Did you read that right?  AZMAN?  Yep… from pretty much any windows box you can click start-run and type azman.msc and click okay…

What you get is Authorization Manager.  Evidently this tool has been around for quite some time and was intended to be used to facilitate proper RBAC models (Role Based Access Control).  I was shown it today by one of my collegues and I can see that it would be quite useful. 

It lets you store the data in 1 of 3 locations:

  1. Active Directory
  2. XML file
  3. MSSQL Database

Interestingly enough all you have to do is put in the data store and then select “Action – New Application.” At that point you will be presented with your basic application settings as follows:

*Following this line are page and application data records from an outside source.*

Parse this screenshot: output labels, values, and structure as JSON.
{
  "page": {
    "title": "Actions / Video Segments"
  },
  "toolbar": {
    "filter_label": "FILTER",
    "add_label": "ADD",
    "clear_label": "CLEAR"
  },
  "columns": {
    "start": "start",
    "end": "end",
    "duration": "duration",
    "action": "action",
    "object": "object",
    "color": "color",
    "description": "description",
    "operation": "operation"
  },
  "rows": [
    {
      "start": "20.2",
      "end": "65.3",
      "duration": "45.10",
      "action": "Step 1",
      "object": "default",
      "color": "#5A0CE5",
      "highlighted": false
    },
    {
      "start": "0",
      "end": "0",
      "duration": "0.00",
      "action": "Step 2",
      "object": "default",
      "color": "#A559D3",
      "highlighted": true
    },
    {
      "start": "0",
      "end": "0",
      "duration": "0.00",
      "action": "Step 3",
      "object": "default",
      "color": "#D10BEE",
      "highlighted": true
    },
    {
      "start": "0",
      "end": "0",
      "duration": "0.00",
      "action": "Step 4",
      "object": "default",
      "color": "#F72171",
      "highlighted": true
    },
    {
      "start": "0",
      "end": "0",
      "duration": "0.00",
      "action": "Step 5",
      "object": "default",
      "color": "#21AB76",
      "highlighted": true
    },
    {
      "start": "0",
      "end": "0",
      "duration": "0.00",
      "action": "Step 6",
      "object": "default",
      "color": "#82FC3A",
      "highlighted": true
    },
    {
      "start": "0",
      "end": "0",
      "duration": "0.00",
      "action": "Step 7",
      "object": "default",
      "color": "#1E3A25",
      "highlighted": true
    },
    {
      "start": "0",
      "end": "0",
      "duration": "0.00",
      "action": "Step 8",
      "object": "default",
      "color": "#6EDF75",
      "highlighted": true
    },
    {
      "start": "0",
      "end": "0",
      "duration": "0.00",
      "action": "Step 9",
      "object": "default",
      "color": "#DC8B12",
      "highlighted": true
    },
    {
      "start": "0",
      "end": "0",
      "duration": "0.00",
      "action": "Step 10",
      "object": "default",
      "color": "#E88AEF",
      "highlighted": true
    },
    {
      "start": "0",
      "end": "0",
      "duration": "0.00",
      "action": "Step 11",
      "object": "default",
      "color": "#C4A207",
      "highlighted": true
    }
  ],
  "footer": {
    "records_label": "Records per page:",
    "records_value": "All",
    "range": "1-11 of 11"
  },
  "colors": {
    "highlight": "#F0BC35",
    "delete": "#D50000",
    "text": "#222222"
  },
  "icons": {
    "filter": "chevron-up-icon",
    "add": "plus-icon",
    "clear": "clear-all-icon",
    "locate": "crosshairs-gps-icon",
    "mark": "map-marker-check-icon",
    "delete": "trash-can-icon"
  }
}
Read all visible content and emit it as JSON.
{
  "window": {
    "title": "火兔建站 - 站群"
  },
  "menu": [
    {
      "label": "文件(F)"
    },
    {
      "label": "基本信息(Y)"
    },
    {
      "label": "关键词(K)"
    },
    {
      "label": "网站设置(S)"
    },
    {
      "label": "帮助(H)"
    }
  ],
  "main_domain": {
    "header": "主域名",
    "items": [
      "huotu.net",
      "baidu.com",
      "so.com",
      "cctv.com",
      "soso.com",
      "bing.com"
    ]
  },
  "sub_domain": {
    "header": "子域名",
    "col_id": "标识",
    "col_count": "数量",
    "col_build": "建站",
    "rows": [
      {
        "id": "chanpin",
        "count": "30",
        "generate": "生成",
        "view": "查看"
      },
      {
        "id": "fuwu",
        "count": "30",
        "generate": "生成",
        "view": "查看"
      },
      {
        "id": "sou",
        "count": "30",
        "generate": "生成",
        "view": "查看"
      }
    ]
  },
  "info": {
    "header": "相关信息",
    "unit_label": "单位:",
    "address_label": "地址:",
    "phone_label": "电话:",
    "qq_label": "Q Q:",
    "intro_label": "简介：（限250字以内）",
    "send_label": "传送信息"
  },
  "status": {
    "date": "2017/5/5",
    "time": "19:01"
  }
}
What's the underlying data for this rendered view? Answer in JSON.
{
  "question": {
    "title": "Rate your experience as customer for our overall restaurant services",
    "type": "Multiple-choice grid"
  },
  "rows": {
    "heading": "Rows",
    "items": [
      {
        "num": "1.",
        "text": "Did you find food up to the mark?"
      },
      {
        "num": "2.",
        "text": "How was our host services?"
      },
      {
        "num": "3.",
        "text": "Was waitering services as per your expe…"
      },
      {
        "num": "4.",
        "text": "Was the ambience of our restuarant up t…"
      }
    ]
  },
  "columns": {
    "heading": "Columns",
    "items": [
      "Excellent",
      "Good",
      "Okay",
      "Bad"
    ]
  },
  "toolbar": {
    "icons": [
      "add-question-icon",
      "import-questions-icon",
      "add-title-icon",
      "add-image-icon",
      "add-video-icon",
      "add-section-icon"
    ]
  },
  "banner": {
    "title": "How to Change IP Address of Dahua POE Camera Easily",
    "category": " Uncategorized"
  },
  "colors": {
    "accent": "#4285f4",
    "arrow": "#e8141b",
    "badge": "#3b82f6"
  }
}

So far so good right?At this point you can start building your role based access model.  You can create operation definitions (which basically allow very granular access to the resources you specify).  Likewise, you can create a task or role definition based which can be a combination of operation definitions in any form you like. 

Once you have it all layed out, you can connect to the AZMAN with a .net call to call AccessCheck and see if the application credentials are allowed based on what you defined in AZMAN!  Will you use this application; who knows… I would love to see some valid implementations and see how it works. 

Here is an article discussing how to do this in ASP.NET:

Happy azmanning!! haha,